Sunday, January 23, 2011
The Wishes Made at Wolf Creek Indian Village & Museum Come True
One we remember well was a young couple who made Wolf Creek Indian Village their first date. On the way out to the parking lot they both stopped, tossed a coin and made a wish at the pond to find their special someone. (With hopes that maybe it would be each other.) A year later the young man came in to set up a special surprise. The following Saturday he would bring the same girl who was now his longtime girlfriend back to Wolf Creek Museum, the site of their first date, and ask her to marry him.
We set up the engagement ring in the Gift Shop in a jewelry case with the question of "Will you marry me?" Thank goodness the answer was yes.
Other stories have came through such as asking for answers for troubles and health for themselves or family members by tossing a coin making a wish. Visitors returned to tell us their wishes came true. Now we can't verify any of this. It is just what visitors tell us. Maybe it is because it is just their want to believe or maybe it is that Wolf Creek Museum is a special place. What ever it is we want to save the wishing well.
But we have had problems with the wishing pond.
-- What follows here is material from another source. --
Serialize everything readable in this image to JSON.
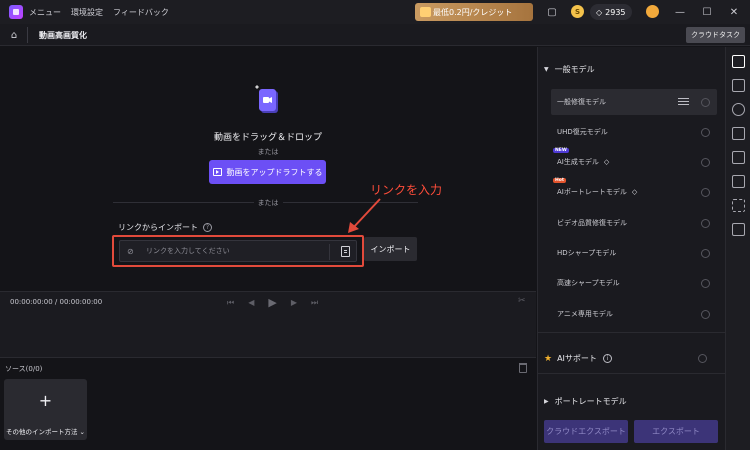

We are on the fourth water pump and the coins tossed oxidize making them not much appreciated when we we clean the pond to gather them and put them in bank rolls. They also put metal chemicals in the water. Not very healthy for the tadpoles that appear every year. With something that has been appreciated by visitors so many times to do away with it just doesn't seem right.
This year, Eddie Atwell has pledge to sponsor a new wishing well in honor of his family. Justin Miller, a master stone mason has offered to donate his skills to build a wishing well safe for tadpoles and still with the ability to possibly grant wishes for those that believe in tossing a coin and making wishes.
To make this happen in the next month or so what is needed is a source of our native field stone at least 3 to 5 inches thick to add to the stone we will use from the old pond. Do we have anyone out there that has a source of field stone maybe piled up in their farmland fields that you would like to contribute to this project? Please call the museum at 276-688-3438 or email us at firstname.lastname@example.org.